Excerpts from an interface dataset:
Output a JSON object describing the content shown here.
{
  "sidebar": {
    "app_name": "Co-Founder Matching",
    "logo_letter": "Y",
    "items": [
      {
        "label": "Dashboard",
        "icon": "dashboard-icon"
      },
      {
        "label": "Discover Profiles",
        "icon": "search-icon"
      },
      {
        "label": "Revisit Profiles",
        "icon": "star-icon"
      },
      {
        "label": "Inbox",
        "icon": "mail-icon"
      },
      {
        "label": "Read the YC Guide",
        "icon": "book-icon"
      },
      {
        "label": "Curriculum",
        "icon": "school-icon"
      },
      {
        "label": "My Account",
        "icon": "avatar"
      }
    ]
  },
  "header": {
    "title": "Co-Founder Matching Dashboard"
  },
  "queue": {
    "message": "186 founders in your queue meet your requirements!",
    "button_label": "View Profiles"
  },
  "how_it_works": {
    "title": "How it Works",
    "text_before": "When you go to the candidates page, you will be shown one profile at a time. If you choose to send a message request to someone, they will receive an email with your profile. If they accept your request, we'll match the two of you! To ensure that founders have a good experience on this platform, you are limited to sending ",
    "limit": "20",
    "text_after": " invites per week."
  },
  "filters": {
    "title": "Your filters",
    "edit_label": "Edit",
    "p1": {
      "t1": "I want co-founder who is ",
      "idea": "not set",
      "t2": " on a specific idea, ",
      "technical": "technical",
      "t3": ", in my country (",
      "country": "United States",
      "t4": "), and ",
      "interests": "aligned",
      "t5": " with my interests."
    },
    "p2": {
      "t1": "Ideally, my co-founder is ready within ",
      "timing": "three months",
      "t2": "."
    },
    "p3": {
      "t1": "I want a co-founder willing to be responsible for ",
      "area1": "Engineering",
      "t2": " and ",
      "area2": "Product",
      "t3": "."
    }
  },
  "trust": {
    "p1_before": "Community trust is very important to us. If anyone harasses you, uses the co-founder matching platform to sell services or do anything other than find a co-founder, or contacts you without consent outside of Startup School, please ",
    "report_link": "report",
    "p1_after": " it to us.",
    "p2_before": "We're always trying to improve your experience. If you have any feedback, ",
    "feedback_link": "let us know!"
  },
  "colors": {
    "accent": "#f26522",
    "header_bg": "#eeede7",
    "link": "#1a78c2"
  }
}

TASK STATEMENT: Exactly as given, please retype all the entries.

WRITTEN SOLUTION:
Output a JSON object describing the content shown here.
{
  "sidebar": {
    "app_name": "Co-Founder Matching",
    "logo_letter": "Y",
    "items": [
      {
        "label": "Dashboard",
        "icon": "dashboard-icon"
      },
      {
        "label": "Discover Profiles",
        "icon": "search-icon"
      },
      {
        "label": "Revisit Profiles",
        "icon": "star-icon"
      },
      {
        "label": "Inbox",
        "icon": "mail-icon"
      },
      {
        "label": "Read the YC Guide",
        "icon": "book-icon"
      },
      {
        "label": "Curriculum",
        "icon": "school-icon"
      },
      {
        "label": "My Account",
        "icon": "avatar"
      }
    ]
  },
  "header": {
    "title": "Co-Founder Matching Dashboard"
  },
  "queue": {
    "message": "186 founders in your queue meet your requirements!",
    "button_label": "View Profiles"
  },
  "how_it_works": {
    "title": "How it Works",
    "text_before": "When you go to the candidates page, you will be shown one profile at a time. If you choose to send a message request to someone, they will receive an email with your profile. If they accept your request, we'll match the two of you! To ensure that founders have a good experience on this platform, you are limited to sending ",
    "limit": "20",
    "text_after": " invites per week."
  },
  "filters": {
    "title": "Your filters",
    "edit_label": "Edit",
    "p1": {
      "t1": "I want co-founder who is ",
      "idea": "not set",
      "t2": " on a specific idea, ",
      "technical": "technical",
      "t3": ", in my country (",
      "country": "United States",
      "t4": "), and ",
      "interests": "aligned",
      "t5": " with my interests."
    },
    "p2": {
      "t1": "Ideally, my co-founder is ready within ",
      "timing": "three months",
      "t2": "."
    },
    "p3": {
      "t1": "I want a co-founder willing to be responsible for ",
      "area1": "Engineering",
      "t2": " and ",
      "area2": "Product",
      "t3": "."
    }
  },
  "trust": {
    "p1_before": "Community trust is very important to us. If anyone harasses you, uses the co-founder matching platform to sell services or do anything other than find a co-founder, or contacts you without consent outside of Startup School, please ",
    "report_link": "report",
    "p1_after": " it to us.",
    "p2_before": "We're always trying to improve your experience. If you have any feedback, ",
    "feedback_link": "let us know!"
  },
  "colors": {
    "accent": "#f26522",
    "header_bg": "#eeede7",
    "link": "#1a78c2"
  }
}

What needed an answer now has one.